July 30, 2019 marks the beginning of a new era in the DOCa Rioja.
The Spanish Ministry of Agriculture approved the regulations proposed by Rioja wineries and grape growers that designate 84 vineyards covering 154 hectares as “Viñedos Singulares” (singular vineyards).
43 vineyards are in Rioja Alavesa, 31 in Rioja Alta and 10 in Rioja Oriental.
The process to guarantee the traceability of the grapes from these vineyards through vinification, barrel and bottle aging was approved internally by the Rioja Regulatory Council starting with the 2017 vintage but final Agriculture Ministry approval was required. As of July 30, wines made from these grapes can carry a specific guarantee label if they receive an “excellent” rating from a tasting panel both immediately after vinification and before the wine is released from the winery, and to state on the front label that the wine comes from a singular vineyard.
How does a vineyard become “singular”? The most important requirements are:
- The vineyard must be at least 35 years old;
- A report must show that it has agro-geological conditions differentiating it from others in the area;
- Maximum yields must be no higher than 5000 kg/ha for red grapes and 6922 kg/ha for whites (23% lower than those required for other Rioja grapes)
- A maximum of 65 liters of wine can be produced for every 100 kg of grapes (for ‘regular’ Rioja, the allowed ratio is 72% and for certain vintages up to 75%);
- No machine picking is allowed;
- The grapes must be vinified, and the wine aged, stored and shipped from the same winery;
- No contract bottling is allowed.
The approval of singular vineyards in Rioja culminates a process of recognition of wines from specific areas in our region. Zone wines (from the Alavesa, Alta and Oriental) have been a possibility since the 1990s. More recent has been the approval of village wines.
(Credit: Tom Perry)
According to the 2018 annual report of the Regulatory Council there are more than 114,026 individual plots of vineyards in Rioja. 15,069 hectares of vineyards were planted before 1985. Wineries have been marketing wines coming from single vineyards for at least ten years without official recognition. However, because of the rigorous certification process, wines from singular vineyards are a big step beyond the idea of a single vineyard wine.

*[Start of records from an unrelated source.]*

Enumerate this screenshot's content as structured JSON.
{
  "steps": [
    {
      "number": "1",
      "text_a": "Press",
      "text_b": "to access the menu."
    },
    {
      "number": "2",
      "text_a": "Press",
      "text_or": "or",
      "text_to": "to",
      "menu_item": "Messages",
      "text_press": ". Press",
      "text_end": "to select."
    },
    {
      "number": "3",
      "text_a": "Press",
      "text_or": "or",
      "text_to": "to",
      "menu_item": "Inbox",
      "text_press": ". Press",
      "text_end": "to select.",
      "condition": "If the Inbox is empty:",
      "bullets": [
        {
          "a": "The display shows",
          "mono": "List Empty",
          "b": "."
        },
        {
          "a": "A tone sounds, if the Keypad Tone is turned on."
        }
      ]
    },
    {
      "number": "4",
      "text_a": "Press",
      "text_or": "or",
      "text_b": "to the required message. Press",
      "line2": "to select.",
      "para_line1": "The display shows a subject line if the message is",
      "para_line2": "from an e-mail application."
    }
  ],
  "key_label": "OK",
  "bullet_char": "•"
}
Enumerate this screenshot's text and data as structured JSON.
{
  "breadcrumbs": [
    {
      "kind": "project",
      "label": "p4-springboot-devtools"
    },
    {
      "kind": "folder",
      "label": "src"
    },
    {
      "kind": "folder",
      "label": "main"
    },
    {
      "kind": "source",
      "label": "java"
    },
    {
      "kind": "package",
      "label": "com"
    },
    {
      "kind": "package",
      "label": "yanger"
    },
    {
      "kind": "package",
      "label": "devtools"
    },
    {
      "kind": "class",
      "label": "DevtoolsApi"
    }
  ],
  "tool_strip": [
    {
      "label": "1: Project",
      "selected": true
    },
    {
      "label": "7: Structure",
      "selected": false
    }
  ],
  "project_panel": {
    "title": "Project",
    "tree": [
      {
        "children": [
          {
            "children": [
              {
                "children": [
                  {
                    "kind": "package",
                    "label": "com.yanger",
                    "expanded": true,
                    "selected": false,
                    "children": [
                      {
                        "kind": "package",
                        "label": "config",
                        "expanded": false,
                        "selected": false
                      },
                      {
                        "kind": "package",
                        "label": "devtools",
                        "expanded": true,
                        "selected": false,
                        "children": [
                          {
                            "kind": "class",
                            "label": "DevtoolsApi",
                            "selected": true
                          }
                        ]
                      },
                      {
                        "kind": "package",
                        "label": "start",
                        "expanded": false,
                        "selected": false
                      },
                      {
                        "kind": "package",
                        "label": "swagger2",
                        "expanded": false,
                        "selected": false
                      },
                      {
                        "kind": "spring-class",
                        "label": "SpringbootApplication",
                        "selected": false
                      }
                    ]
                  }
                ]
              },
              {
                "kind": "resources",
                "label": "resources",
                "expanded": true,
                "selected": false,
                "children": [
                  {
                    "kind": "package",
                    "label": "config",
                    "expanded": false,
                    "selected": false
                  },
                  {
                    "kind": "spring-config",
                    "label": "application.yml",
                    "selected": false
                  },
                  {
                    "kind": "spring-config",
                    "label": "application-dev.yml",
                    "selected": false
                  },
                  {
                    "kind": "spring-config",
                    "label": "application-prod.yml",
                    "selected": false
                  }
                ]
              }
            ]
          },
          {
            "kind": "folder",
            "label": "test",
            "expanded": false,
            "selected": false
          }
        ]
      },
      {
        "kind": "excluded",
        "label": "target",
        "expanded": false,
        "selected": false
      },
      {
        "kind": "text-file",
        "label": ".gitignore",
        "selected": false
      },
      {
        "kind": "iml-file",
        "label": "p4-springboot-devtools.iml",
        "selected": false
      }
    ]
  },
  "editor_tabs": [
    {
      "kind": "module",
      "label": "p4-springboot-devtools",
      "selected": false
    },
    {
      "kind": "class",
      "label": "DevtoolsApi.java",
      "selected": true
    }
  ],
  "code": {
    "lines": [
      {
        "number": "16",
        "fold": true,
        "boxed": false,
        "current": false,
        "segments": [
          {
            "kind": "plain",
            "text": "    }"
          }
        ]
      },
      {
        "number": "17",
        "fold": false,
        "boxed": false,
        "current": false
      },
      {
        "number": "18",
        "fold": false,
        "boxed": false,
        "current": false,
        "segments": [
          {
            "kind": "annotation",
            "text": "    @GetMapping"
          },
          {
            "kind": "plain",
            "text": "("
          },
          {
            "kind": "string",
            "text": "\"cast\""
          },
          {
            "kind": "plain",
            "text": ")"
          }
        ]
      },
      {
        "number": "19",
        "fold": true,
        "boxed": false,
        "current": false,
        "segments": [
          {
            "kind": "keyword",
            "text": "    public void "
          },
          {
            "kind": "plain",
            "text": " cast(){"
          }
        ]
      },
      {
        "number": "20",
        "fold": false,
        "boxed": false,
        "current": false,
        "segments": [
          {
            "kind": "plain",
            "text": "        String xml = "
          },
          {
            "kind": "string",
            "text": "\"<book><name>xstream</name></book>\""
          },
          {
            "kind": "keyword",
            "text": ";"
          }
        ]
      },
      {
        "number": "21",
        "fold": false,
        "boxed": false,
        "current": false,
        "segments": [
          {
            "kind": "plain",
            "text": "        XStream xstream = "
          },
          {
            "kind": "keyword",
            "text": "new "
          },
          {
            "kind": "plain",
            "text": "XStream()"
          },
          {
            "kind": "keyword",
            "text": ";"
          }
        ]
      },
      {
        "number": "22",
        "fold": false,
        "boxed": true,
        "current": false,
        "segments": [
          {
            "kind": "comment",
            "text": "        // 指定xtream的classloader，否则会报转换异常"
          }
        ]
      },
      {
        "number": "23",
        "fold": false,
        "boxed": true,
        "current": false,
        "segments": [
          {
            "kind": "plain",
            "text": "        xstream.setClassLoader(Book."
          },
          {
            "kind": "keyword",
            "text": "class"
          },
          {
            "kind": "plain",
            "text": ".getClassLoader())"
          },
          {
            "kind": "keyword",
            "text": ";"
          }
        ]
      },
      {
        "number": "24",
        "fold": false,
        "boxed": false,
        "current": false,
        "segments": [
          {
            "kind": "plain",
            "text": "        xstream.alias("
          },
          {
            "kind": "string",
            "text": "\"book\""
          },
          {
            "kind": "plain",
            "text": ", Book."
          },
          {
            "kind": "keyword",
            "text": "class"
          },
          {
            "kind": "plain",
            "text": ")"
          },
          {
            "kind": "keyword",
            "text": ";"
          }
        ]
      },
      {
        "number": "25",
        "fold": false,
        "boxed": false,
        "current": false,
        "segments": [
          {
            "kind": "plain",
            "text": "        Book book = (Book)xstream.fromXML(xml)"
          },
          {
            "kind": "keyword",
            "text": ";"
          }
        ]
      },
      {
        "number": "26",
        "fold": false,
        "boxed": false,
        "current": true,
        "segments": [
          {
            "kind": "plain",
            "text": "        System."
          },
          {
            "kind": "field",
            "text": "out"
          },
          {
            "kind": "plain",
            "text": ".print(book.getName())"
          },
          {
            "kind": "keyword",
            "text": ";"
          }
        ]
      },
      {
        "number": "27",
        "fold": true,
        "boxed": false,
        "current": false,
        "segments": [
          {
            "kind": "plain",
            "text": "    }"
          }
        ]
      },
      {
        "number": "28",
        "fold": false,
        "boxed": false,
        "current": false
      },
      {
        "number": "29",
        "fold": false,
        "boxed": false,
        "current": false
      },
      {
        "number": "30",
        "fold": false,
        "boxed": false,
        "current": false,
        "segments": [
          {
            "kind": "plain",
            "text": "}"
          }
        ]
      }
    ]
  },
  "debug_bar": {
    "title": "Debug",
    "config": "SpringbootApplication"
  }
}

As I mentioned in a previous article, (https://insiderioja.wordpress.com/2016/02/21/rioja-finally-comes-to-grips-with-single-estates/) both single vineyard wines and wines from singular vineyards are essential for the preservation of old vines in Rioja. Many growers pulled up their old vines because they weren’t able to find a buyer at a worthwhile price. It took the efforts of a group of pioneering young winemakers (http://www.greatwinecapitals.com/Let%27s-Rioja-%27n%27-Roll) to give well-deserved recognition to these grapes and the wines they made and gave other owners of old vineyard a reason to hang on to them.
Wines from singular vineyards can be ´generic’, crianza, reserva or gran reserva.
The 1999 Spanish wine law created a quality pyramid structure for Spanish wines, with table wines at the base and single vineyard wines at the top. The Ministry of Agriculture’s idea was:
(Credit: Tom Perry)
At the time, the Rioja Regulatory Council rejected the idea of creating a single vineyard wine category for Rioja, arguing (correctly in my opinion), that a single vineyard wine wasn’t intrinsically of higher quality than a Rioja blend, a single varietal, a crianza, reserva or a gran reserva. The Council worked on its own singular vineyard concept for several years until wineries and growers agreed on the terms.
Now that the Ministry has approved the certification process, consumers can look forward to tasting the first Riojas made from singular vineyards. Inside Rioja will do our best to let you know when they are released and where you can buy them.